-- Data for this task --
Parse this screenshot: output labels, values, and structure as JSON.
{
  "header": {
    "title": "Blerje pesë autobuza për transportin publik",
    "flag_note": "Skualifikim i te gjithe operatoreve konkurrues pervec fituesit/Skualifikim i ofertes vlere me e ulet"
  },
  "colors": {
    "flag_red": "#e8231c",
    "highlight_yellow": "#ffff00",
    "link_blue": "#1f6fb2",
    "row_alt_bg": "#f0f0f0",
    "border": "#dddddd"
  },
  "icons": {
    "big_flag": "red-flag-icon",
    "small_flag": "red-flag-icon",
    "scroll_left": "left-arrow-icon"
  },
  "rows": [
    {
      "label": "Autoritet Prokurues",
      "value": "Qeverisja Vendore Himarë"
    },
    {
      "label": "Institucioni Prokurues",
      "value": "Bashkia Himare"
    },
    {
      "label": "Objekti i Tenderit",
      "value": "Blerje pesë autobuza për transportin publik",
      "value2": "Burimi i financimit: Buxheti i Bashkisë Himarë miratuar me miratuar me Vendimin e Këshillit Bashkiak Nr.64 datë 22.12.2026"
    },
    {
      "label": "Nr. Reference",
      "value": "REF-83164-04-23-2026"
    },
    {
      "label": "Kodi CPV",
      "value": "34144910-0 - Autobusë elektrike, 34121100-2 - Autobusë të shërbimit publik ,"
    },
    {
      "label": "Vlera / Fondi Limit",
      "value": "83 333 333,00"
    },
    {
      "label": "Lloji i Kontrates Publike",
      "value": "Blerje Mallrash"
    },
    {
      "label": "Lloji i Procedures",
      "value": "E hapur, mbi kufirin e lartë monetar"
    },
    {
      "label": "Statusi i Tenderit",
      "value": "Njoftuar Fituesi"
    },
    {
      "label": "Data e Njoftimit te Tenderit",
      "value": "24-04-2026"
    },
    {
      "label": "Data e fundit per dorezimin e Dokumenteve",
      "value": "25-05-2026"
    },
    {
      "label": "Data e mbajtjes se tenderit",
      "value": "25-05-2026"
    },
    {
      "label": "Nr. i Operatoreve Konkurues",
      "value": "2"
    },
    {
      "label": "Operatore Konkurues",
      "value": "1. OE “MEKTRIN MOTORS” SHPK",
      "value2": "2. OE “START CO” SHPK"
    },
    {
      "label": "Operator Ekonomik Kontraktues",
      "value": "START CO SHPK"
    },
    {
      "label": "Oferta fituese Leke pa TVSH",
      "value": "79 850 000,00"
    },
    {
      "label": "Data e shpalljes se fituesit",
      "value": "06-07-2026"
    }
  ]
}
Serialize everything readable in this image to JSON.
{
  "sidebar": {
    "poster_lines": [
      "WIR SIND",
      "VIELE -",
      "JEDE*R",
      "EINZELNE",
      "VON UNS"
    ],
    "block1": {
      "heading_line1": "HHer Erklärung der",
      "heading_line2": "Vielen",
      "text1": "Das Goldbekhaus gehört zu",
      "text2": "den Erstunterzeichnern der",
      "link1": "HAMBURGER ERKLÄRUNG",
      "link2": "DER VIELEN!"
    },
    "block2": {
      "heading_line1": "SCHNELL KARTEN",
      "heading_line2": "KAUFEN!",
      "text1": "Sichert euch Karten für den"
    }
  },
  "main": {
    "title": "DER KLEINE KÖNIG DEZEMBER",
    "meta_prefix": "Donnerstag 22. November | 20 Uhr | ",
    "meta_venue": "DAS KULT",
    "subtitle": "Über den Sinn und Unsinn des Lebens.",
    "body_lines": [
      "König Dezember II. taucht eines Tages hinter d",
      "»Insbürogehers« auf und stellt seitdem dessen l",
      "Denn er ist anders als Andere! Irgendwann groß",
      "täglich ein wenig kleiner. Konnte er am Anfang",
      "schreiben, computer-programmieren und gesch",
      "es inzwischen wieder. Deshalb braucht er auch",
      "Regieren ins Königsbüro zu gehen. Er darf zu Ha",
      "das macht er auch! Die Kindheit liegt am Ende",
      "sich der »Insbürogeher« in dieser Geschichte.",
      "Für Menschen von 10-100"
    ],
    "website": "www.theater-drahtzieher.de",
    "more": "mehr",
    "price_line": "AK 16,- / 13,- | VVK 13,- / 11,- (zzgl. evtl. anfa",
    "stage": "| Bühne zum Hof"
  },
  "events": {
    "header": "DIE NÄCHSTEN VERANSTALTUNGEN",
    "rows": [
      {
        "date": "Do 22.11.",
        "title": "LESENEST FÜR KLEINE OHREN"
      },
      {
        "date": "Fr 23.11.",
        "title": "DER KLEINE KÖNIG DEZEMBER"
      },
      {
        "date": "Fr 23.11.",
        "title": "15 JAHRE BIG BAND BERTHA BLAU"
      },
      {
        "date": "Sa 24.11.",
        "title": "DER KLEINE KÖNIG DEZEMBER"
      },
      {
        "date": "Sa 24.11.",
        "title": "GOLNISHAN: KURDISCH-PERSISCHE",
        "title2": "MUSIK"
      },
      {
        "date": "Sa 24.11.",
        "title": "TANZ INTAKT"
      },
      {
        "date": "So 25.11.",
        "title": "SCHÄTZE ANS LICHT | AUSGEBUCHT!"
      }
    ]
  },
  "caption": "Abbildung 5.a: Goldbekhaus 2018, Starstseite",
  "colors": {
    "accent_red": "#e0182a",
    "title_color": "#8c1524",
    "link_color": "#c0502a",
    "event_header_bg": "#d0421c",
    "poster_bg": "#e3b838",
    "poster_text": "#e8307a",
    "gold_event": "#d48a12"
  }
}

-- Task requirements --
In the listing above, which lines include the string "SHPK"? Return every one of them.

-- Exercise answer --
      "value": "1. OE “MEKTRIN MOTORS” SHPK",
      "value2": "2. OE “START CO” SHPK"
      "value": "START CO SHPK"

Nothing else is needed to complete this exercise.